Records supplied →
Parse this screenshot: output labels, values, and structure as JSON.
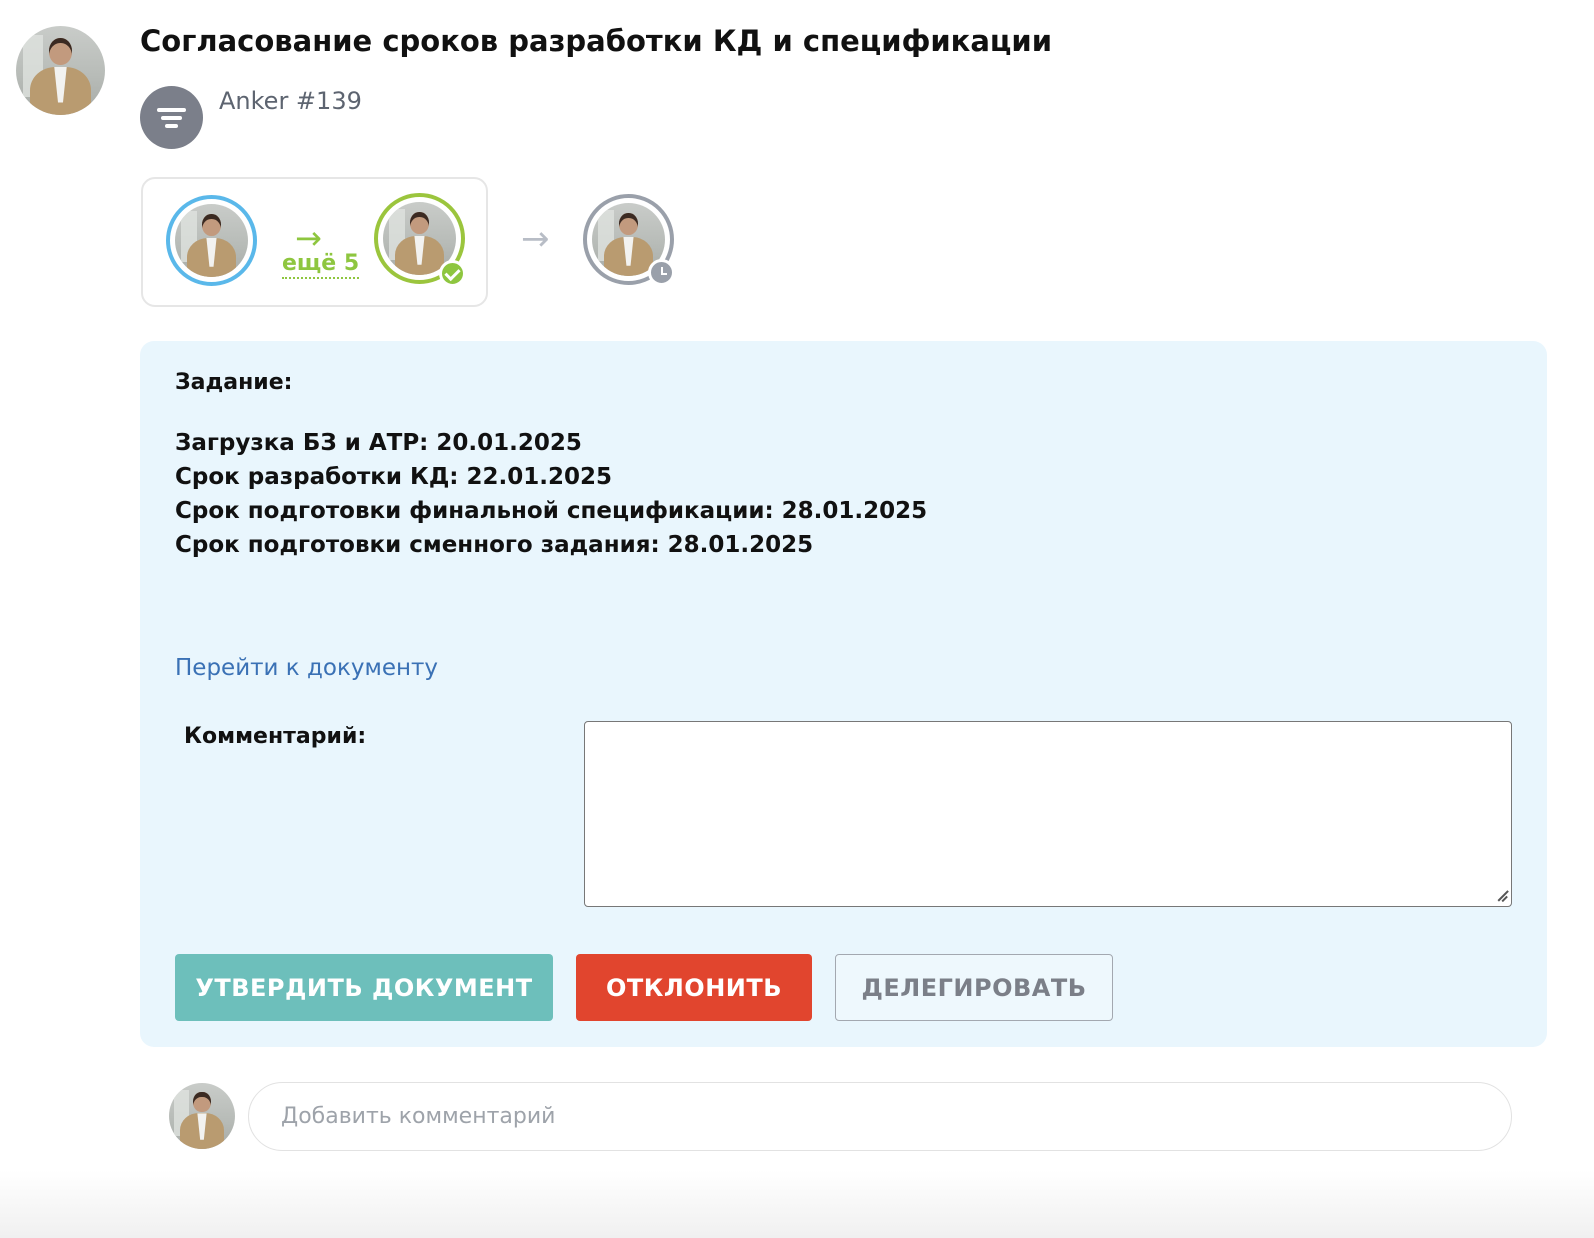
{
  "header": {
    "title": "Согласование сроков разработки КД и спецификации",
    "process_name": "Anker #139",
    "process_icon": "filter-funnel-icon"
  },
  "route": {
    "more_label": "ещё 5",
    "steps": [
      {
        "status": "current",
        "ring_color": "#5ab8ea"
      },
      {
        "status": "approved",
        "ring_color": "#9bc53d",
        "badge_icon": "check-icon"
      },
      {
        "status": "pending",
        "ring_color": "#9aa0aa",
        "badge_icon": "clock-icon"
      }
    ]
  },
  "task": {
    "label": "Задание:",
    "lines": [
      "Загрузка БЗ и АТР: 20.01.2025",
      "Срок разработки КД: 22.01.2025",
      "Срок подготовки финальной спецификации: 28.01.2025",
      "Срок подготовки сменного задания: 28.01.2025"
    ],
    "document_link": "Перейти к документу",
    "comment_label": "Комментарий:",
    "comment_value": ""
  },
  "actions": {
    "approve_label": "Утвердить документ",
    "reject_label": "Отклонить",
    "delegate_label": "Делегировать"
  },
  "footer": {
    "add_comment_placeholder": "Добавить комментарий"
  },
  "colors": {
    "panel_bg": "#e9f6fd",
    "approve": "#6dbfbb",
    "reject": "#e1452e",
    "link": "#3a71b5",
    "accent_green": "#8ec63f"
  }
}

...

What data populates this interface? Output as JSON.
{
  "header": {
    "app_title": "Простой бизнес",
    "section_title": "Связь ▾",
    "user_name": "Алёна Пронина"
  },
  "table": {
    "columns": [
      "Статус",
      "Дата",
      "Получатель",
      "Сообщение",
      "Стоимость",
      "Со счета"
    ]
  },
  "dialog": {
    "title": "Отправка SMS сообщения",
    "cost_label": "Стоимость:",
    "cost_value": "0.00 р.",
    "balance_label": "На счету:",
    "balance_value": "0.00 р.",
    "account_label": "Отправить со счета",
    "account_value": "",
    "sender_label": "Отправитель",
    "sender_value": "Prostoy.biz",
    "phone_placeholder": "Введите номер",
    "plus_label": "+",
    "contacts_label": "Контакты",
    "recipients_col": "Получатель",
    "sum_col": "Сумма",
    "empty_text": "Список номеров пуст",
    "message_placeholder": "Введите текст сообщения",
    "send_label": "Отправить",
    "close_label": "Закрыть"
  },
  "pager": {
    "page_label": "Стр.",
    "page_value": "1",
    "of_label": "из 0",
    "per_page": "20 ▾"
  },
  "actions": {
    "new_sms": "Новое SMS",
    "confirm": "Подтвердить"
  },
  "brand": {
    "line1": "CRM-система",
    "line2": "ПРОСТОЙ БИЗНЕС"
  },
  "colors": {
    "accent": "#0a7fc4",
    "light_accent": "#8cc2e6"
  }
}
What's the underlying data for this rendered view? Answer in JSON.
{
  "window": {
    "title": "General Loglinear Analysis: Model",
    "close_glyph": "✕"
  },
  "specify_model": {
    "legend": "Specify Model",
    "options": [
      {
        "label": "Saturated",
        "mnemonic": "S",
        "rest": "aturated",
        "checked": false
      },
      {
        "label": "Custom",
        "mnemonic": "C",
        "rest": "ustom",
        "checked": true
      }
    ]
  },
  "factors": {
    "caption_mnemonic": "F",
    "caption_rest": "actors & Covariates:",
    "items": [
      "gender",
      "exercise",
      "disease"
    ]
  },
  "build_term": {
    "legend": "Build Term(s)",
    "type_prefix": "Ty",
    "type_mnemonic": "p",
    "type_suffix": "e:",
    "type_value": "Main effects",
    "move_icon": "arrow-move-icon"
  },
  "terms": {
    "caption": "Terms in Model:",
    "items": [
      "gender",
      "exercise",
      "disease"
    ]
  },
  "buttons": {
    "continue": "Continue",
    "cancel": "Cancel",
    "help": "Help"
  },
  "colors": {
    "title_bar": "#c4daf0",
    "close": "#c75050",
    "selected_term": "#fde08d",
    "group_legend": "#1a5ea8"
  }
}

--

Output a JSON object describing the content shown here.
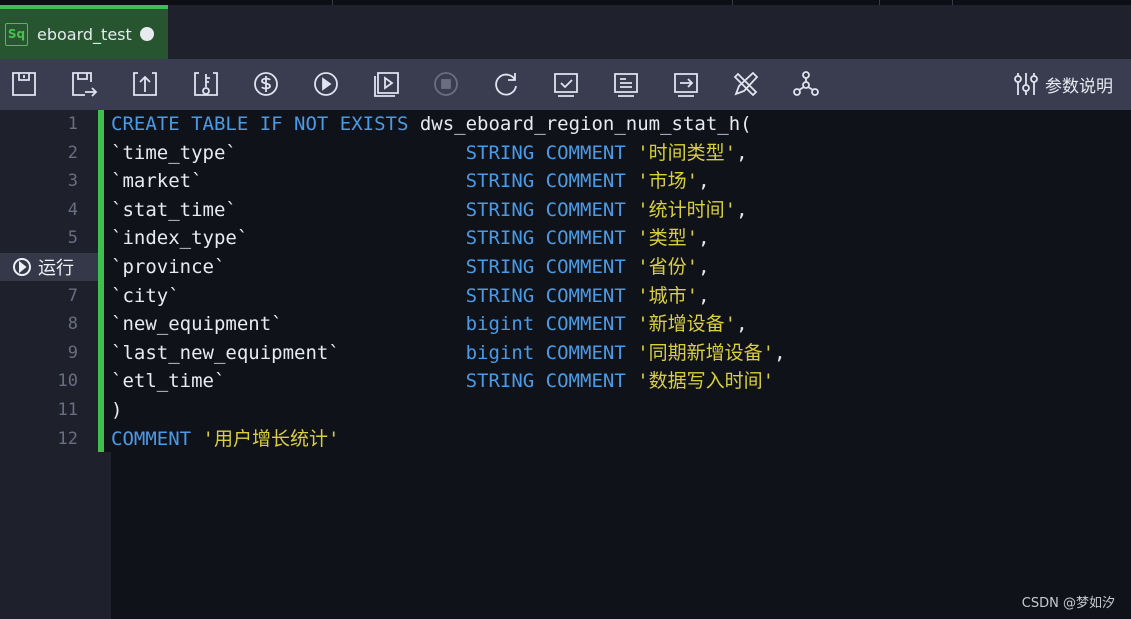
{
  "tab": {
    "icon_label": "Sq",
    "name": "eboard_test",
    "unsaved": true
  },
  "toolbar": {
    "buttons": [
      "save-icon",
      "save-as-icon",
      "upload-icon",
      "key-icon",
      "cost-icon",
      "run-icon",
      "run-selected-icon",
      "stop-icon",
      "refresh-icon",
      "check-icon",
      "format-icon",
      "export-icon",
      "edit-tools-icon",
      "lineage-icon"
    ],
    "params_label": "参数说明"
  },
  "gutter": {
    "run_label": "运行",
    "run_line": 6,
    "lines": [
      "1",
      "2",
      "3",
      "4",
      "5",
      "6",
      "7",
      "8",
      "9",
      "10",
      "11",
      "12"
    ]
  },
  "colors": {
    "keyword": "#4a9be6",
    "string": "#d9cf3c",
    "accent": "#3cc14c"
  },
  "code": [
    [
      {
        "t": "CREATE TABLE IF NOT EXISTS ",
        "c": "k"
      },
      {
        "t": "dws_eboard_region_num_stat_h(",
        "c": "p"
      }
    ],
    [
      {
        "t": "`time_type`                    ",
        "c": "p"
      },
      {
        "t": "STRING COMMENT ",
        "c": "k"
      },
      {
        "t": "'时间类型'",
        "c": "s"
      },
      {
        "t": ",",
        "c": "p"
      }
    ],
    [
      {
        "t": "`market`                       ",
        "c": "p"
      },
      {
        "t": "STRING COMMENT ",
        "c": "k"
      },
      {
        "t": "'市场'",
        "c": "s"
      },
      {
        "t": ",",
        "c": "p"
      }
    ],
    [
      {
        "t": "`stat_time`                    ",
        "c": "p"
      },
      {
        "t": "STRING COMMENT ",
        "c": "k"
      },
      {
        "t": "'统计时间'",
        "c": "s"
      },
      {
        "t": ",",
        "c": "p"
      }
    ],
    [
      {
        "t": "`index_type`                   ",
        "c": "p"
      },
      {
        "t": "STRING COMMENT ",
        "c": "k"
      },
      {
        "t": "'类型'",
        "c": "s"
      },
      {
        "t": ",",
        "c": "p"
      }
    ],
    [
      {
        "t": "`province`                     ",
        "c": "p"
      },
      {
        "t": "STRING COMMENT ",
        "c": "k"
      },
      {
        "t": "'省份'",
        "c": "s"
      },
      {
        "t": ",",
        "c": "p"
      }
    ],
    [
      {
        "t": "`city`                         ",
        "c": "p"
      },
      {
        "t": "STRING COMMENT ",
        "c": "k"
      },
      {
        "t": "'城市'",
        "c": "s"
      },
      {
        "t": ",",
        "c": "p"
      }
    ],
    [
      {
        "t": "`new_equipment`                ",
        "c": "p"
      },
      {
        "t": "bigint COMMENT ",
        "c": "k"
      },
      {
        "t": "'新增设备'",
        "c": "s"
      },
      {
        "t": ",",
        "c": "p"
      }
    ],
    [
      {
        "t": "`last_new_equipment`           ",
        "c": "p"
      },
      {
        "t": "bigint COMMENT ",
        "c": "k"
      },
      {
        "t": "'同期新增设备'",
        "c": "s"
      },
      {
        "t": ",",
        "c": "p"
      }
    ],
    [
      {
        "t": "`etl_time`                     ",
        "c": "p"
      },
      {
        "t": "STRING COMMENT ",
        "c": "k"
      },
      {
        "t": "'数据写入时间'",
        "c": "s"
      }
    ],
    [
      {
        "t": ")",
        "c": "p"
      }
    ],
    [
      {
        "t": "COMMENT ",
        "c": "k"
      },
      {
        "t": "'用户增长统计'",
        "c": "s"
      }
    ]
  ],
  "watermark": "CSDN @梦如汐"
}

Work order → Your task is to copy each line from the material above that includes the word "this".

Answer space →
Parse this screenshot: output labels, values, and structure as JSON.
What data populates this interface? Output as JSON.
What's the underlying data for this rendered view? Answer in JSON.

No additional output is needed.